Another point this highlights is that perhaps companies have a natural shelf life and should not continue beyond their peak. There are hundreds of examples of technology companies that grow large on the back of a boom and then begin to decline as the industry moves on, they then desperately attempt to purchase back their market share by buying up small companies and inhaling them into their own corporate machine. Unfortunately most small start ups and ideas need a driving force behind them, someone who generated the original idea with a vision of where it could end up. By buying a company you are removing a lot of the drive that got them any prominence in the first place and then trusting its success to a workforce that is so far removed from their original mission that they are unable to add any value or enthusiasm. Another great example of this would be RBS who had a huge expansion on the back of company buy outs, this led them to multi billion pound profits annually only to come crashing down in 2008. Of those original companies bought they are being slowly disposed of to other companies and some have even completely dissipated. This kind of expansion can only occur when you have bled dry your original mission and are unhappy to maintain a good service for your basic founding idea. If RBS had simply stayed committed to providing personal and corporate banking they would arguably now be reporting annual profits in excess of 1 billion instead of owing the treasury thousands of pounds and being constantly fined by authorities across the globe.

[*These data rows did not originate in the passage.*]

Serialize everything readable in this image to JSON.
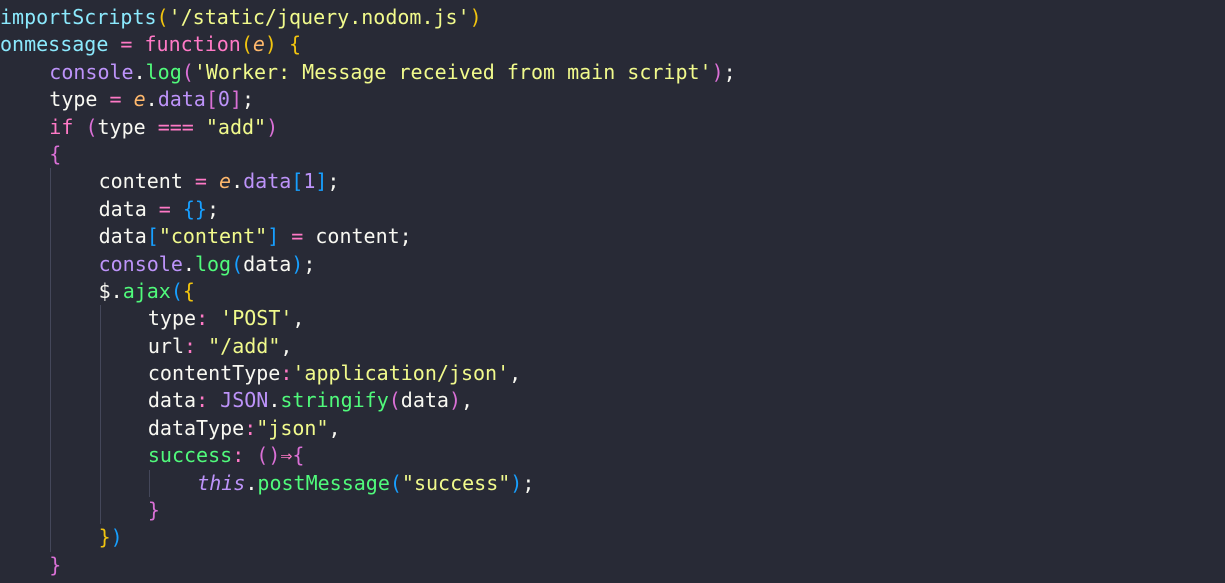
{
  "colors": {
    "background": "#282a36",
    "default": "#f8f8f2",
    "keyword": "#ff79c6",
    "function": "#50fa7b",
    "string": "#f1fa8c",
    "parameter": "#ffb86c",
    "builtin": "#8be9fd",
    "number": "#bd93f9",
    "bracket_gold": "#f1c40f",
    "bracket_magenta": "#da70d6",
    "bracket_blue": "#179fff",
    "indent_guide": "#44475a"
  },
  "editor": {
    "language": "javascript",
    "lines": [
      {
        "indent": 0,
        "tokens": [
          {
            "t": "importScripts",
            "c": "builtin"
          },
          {
            "t": "(",
            "c": "bracket_gold"
          },
          {
            "t": "'/static/jquery.nodom.js'",
            "c": "string"
          },
          {
            "t": ")",
            "c": "bracket_gold"
          }
        ]
      },
      {
        "indent": 0,
        "tokens": [
          {
            "t": "onmessage",
            "c": "builtin"
          },
          {
            "t": " = ",
            "c": "keyword"
          },
          {
            "t": "function",
            "c": "keyword"
          },
          {
            "t": "(",
            "c": "bracket_gold"
          },
          {
            "t": "e",
            "c": "parameter",
            "italic": true
          },
          {
            "t": ")",
            "c": "bracket_gold"
          },
          {
            "t": " ",
            "c": "default"
          },
          {
            "t": "{",
            "c": "bracket_gold"
          }
        ]
      },
      {
        "indent": 1,
        "tokens": [
          {
            "t": "console",
            "c": "number"
          },
          {
            "t": ".",
            "c": "default"
          },
          {
            "t": "log",
            "c": "function"
          },
          {
            "t": "(",
            "c": "bracket_magenta"
          },
          {
            "t": "'Worker: Message received from main script'",
            "c": "string"
          },
          {
            "t": ")",
            "c": "bracket_magenta"
          },
          {
            "t": ";",
            "c": "default"
          }
        ]
      },
      {
        "indent": 1,
        "tokens": [
          {
            "t": "type",
            "c": "default"
          },
          {
            "t": " = ",
            "c": "keyword"
          },
          {
            "t": "e",
            "c": "parameter",
            "italic": true
          },
          {
            "t": ".",
            "c": "default"
          },
          {
            "t": "data",
            "c": "number"
          },
          {
            "t": "[",
            "c": "bracket_magenta"
          },
          {
            "t": "0",
            "c": "number"
          },
          {
            "t": "]",
            "c": "bracket_magenta"
          },
          {
            "t": ";",
            "c": "default"
          }
        ]
      },
      {
        "indent": 1,
        "tokens": [
          {
            "t": "if",
            "c": "keyword"
          },
          {
            "t": " ",
            "c": "default"
          },
          {
            "t": "(",
            "c": "bracket_magenta"
          },
          {
            "t": "type",
            "c": "default"
          },
          {
            "t": " === ",
            "c": "keyword"
          },
          {
            "t": "\"add\"",
            "c": "string"
          },
          {
            "t": ")",
            "c": "bracket_magenta"
          }
        ]
      },
      {
        "indent": 1,
        "tokens": [
          {
            "t": "{",
            "c": "bracket_magenta"
          }
        ]
      },
      {
        "indent": 2,
        "tokens": [
          {
            "t": "content",
            "c": "default"
          },
          {
            "t": " = ",
            "c": "keyword"
          },
          {
            "t": "e",
            "c": "parameter",
            "italic": true
          },
          {
            "t": ".",
            "c": "default"
          },
          {
            "t": "data",
            "c": "number"
          },
          {
            "t": "[",
            "c": "bracket_blue"
          },
          {
            "t": "1",
            "c": "number"
          },
          {
            "t": "]",
            "c": "bracket_blue"
          },
          {
            "t": ";",
            "c": "default"
          }
        ]
      },
      {
        "indent": 2,
        "tokens": [
          {
            "t": "data",
            "c": "default"
          },
          {
            "t": " = ",
            "c": "keyword"
          },
          {
            "t": "{}",
            "c": "bracket_blue"
          },
          {
            "t": ";",
            "c": "default"
          }
        ]
      },
      {
        "indent": 2,
        "tokens": [
          {
            "t": "data",
            "c": "default"
          },
          {
            "t": "[",
            "c": "bracket_blue"
          },
          {
            "t": "\"content\"",
            "c": "string"
          },
          {
            "t": "]",
            "c": "bracket_blue"
          },
          {
            "t": " = ",
            "c": "keyword"
          },
          {
            "t": "content",
            "c": "default"
          },
          {
            "t": ";",
            "c": "default"
          }
        ]
      },
      {
        "indent": 2,
        "tokens": [
          {
            "t": "console",
            "c": "number"
          },
          {
            "t": ".",
            "c": "default"
          },
          {
            "t": "log",
            "c": "function"
          },
          {
            "t": "(",
            "c": "bracket_blue"
          },
          {
            "t": "data",
            "c": "default"
          },
          {
            "t": ")",
            "c": "bracket_blue"
          },
          {
            "t": ";",
            "c": "default"
          }
        ]
      },
      {
        "indent": 2,
        "tokens": [
          {
            "t": "$",
            "c": "default"
          },
          {
            "t": ".",
            "c": "default"
          },
          {
            "t": "ajax",
            "c": "function"
          },
          {
            "t": "(",
            "c": "bracket_blue"
          },
          {
            "t": "{",
            "c": "bracket_gold"
          }
        ]
      },
      {
        "indent": 3,
        "tokens": [
          {
            "t": "type",
            "c": "default"
          },
          {
            "t": ": ",
            "c": "keyword"
          },
          {
            "t": "'POST'",
            "c": "string"
          },
          {
            "t": ",",
            "c": "default"
          }
        ]
      },
      {
        "indent": 3,
        "tokens": [
          {
            "t": "url",
            "c": "default"
          },
          {
            "t": ": ",
            "c": "keyword"
          },
          {
            "t": "\"/add\"",
            "c": "string"
          },
          {
            "t": ",",
            "c": "default"
          }
        ]
      },
      {
        "indent": 3,
        "tokens": [
          {
            "t": "contentType",
            "c": "default"
          },
          {
            "t": ":",
            "c": "keyword"
          },
          {
            "t": "'application/json'",
            "c": "string"
          },
          {
            "t": ",",
            "c": "default"
          }
        ]
      },
      {
        "indent": 3,
        "tokens": [
          {
            "t": "data",
            "c": "default"
          },
          {
            "t": ": ",
            "c": "keyword"
          },
          {
            "t": "JSON",
            "c": "number"
          },
          {
            "t": ".",
            "c": "default"
          },
          {
            "t": "stringify",
            "c": "function"
          },
          {
            "t": "(",
            "c": "bracket_magenta"
          },
          {
            "t": "data",
            "c": "default"
          },
          {
            "t": ")",
            "c": "bracket_magenta"
          },
          {
            "t": ",",
            "c": "default"
          }
        ]
      },
      {
        "indent": 3,
        "tokens": [
          {
            "t": "dataType",
            "c": "default"
          },
          {
            "t": ":",
            "c": "keyword"
          },
          {
            "t": "\"json\"",
            "c": "string"
          },
          {
            "t": ",",
            "c": "default"
          }
        ]
      },
      {
        "indent": 3,
        "tokens": [
          {
            "t": "success",
            "c": "function"
          },
          {
            "t": ": ",
            "c": "keyword"
          },
          {
            "t": "()",
            "c": "bracket_magenta"
          },
          {
            "t": "⇒",
            "c": "keyword"
          },
          {
            "t": "{",
            "c": "bracket_magenta"
          }
        ]
      },
      {
        "indent": 4,
        "tokens": [
          {
            "t": "this",
            "c": "number",
            "italic": true
          },
          {
            "t": ".",
            "c": "default"
          },
          {
            "t": "postMessage",
            "c": "function"
          },
          {
            "t": "(",
            "c": "bracket_blue"
          },
          {
            "t": "\"success\"",
            "c": "string"
          },
          {
            "t": ")",
            "c": "bracket_blue"
          },
          {
            "t": ";",
            "c": "default"
          }
        ]
      },
      {
        "indent": 3,
        "tokens": [
          {
            "t": "}",
            "c": "bracket_magenta"
          }
        ]
      },
      {
        "indent": 2,
        "tokens": [
          {
            "t": "}",
            "c": "bracket_gold"
          },
          {
            "t": ")",
            "c": "bracket_blue"
          }
        ]
      },
      {
        "indent": 1,
        "tokens": [
          {
            "t": "}",
            "c": "bracket_magenta"
          }
        ]
      }
    ]
  }
}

What is the driving factor behind these huge corporations buying up and diversifying beyond recognition? Profit. Unfortunately with most shareholder owned businesses it is seen as the primary objective of any organisation. A stable profit annually is seen as a poor investment for the stock market that thrives on boom and bust. Hopefully some large failures will have resulted in some rethinking across the board rooms of big companies, a sustainable profitable business should remain such by constantly improving what they do, all ventures into different areas should be taken with a huge amount of due diligence and risk modelling.

As much as this stands true for large companies this advice could be used by small business too. Never forget your custom base, your original service or product that made you profitable. Expansion may seem like a great idea but if it comes at the expense of your original business this can prove dangerous ground. Always insulate your profit making business from any expansion by ensuring the mechanism exists to not only maintain but also improve your current operation, either with a dedicated workforce or a great management team. Greed is the quickest way to bankruptcy.